About this exercise -
Please restate the records that follow word for word, omitting any images.

Data records for software interfaces
#####

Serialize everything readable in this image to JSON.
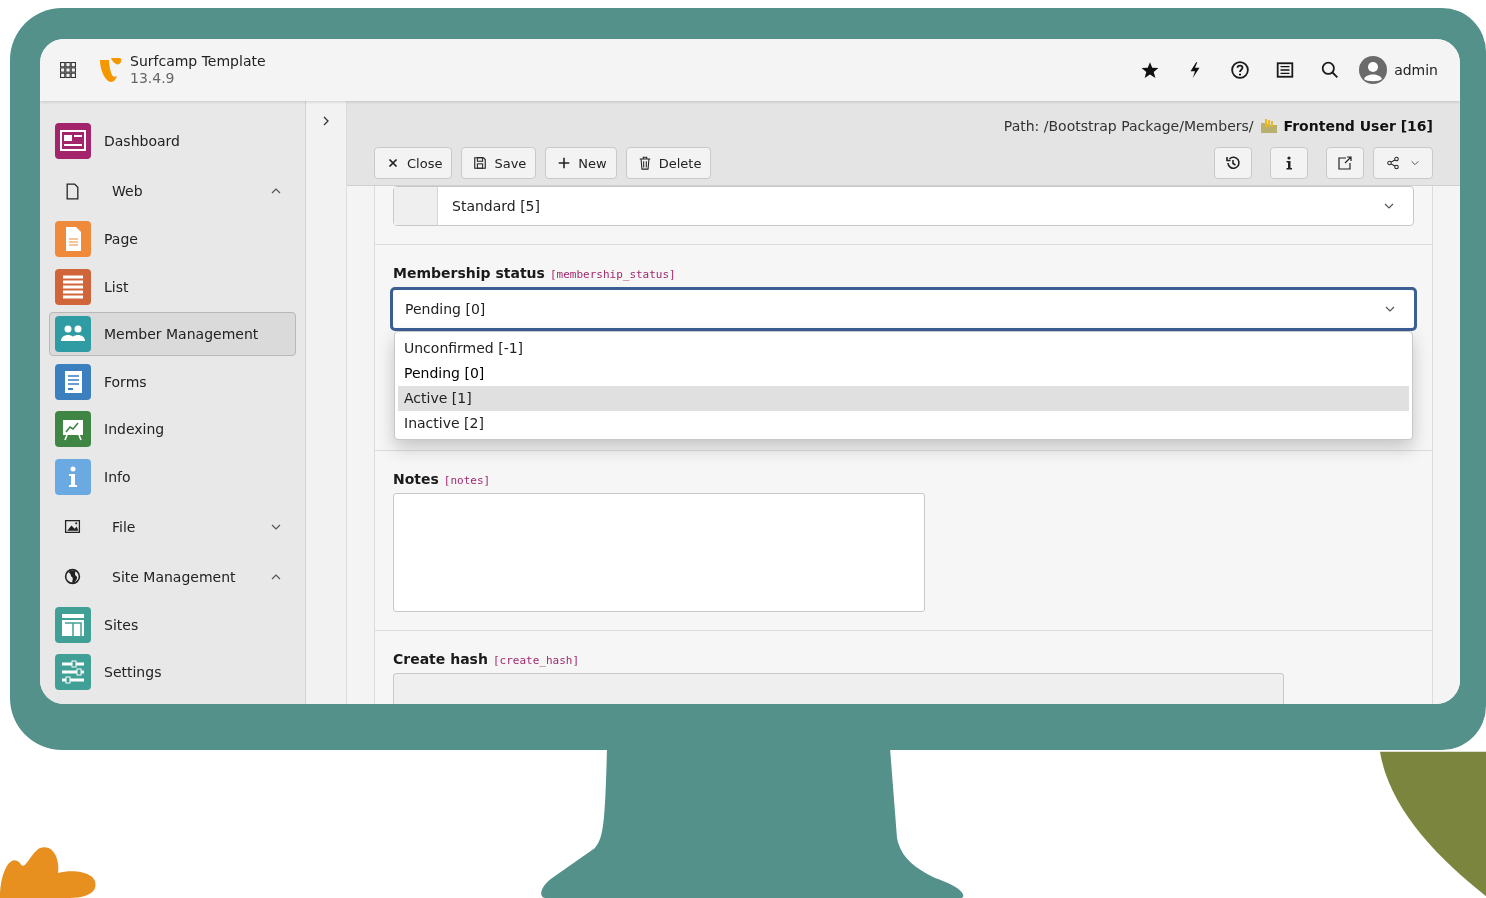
{
  "topbar": {
    "site_name": "Surfcamp Template",
    "version": "13.4.9",
    "user": "admin"
  },
  "sidebar": {
    "items": [
      {
        "kind": "module",
        "label": "Dashboard",
        "color": "#a3246a",
        "selected": false
      },
      {
        "kind": "group",
        "label": "Web",
        "expanded": true,
        "children": [
          {
            "kind": "module",
            "label": "Page",
            "color": "#ef8a3a",
            "selected": false
          },
          {
            "kind": "module",
            "label": "List",
            "color": "#d0653a",
            "selected": false
          },
          {
            "kind": "module",
            "label": "Member Management",
            "color": "#2f9ca3",
            "selected": true
          },
          {
            "kind": "module",
            "label": "Forms",
            "color": "#3b7fbf",
            "selected": false
          },
          {
            "kind": "module",
            "label": "Indexing",
            "color": "#3f8544",
            "selected": false
          },
          {
            "kind": "module",
            "label": "Info",
            "color": "#6ba9e3",
            "selected": false
          }
        ]
      },
      {
        "kind": "group",
        "label": "File",
        "expanded": false
      },
      {
        "kind": "group",
        "label": "Site Management",
        "expanded": true,
        "children": [
          {
            "kind": "module",
            "label": "Sites",
            "color": "#41a095",
            "selected": false
          },
          {
            "kind": "module",
            "label": "Settings",
            "color": "#41a095",
            "selected": false
          }
        ]
      }
    ]
  },
  "docheader": {
    "path": "Path: /Bootstrap Package/Members/",
    "record": "Frontend User [16]",
    "buttons": [
      "Close",
      "Save",
      "New",
      "Delete"
    ]
  },
  "form": {
    "fields": [
      {
        "kind": "select",
        "value": "Standard [5]"
      },
      {
        "kind": "select",
        "label": "Membership status",
        "field": "[membership_status]",
        "value": "Pending [0]",
        "open": true,
        "options": [
          {
            "label": "Unconfirmed [-1]",
            "selected": false,
            "highlighted": false
          },
          {
            "label": "Pending [0]",
            "selected": true,
            "highlighted": false
          },
          {
            "label": "Active [1]",
            "selected": false,
            "highlighted": true
          },
          {
            "label": "Inactive [2]",
            "selected": false,
            "highlighted": false
          }
        ]
      },
      {
        "kind": "textarea",
        "label": "Notes",
        "field": "[notes]"
      },
      {
        "kind": "input",
        "label": "Create hash",
        "field": "[create_hash]",
        "disabled": true
      }
    ]
  }
}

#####

Response to this task -
Serialize everything readable in this image to JSON.
{
  "topbar": {
    "site_name": "Surfcamp Template",
    "version": "13.4.9",
    "user": "admin"
  },
  "sidebar": {
    "items": [
      {
        "kind": "module",
        "label": "Dashboard",
        "color": "#a3246a",
        "selected": false
      },
      {
        "kind": "group",
        "label": "Web",
        "expanded": true,
        "children": [
          {
            "kind": "module",
            "label": "Page",
            "color": "#ef8a3a",
            "selected": false
          },
          {
            "kind": "module",
            "label": "List",
            "color": "#d0653a",
            "selected": false
          },
          {
            "kind": "module",
            "label": "Member Management",
            "color": "#2f9ca3",
            "selected": true
          },
          {
            "kind": "module",
            "label": "Forms",
            "color": "#3b7fbf",
            "selected": false
          },
          {
            "kind": "module",
            "label": "Indexing",
            "color": "#3f8544",
            "selected": false
          },
          {
            "kind": "module",
            "label": "Info",
            "color": "#6ba9e3",
            "selected": false
          }
        ]
      },
      {
        "kind": "group",
        "label": "File",
        "expanded": false
      },
      {
        "kind": "group",
        "label": "Site Management",
        "expanded": true,
        "children": [
          {
            "kind": "module",
            "label": "Sites",
            "color": "#41a095",
            "selected": false
          },
          {
            "kind": "module",
            "label": "Settings",
            "color": "#41a095",
            "selected": false
          }
        ]
      }
    ]
  },
  "docheader": {
    "path": "Path: /Bootstrap Package/Members/",
    "record": "Frontend User [16]",
    "buttons": [
      "Close",
      "Save",
      "New",
      "Delete"
    ]
  },
  "form": {
    "fields": [
      {
        "kind": "select",
        "value": "Standard [5]"
      },
      {
        "kind": "select",
        "label": "Membership status",
        "field": "[membership_status]",
        "value": "Pending [0]",
        "open": true,
        "options": [
          {
            "label": "Unconfirmed [-1]",
            "selected": false,
            "highlighted": false
          },
          {
            "label": "Pending [0]",
            "selected": true,
            "highlighted": false
          },
          {
            "label": "Active [1]",
            "selected": false,
            "highlighted": true
          },
          {
            "label": "Inactive [2]",
            "selected": false,
            "highlighted": false
          }
        ]
      },
      {
        "kind": "textarea",
        "label": "Notes",
        "field": "[notes]"
      },
      {
        "kind": "input",
        "label": "Create hash",
        "field": "[create_hash]",
        "disabled": true
      }
    ]
  }
}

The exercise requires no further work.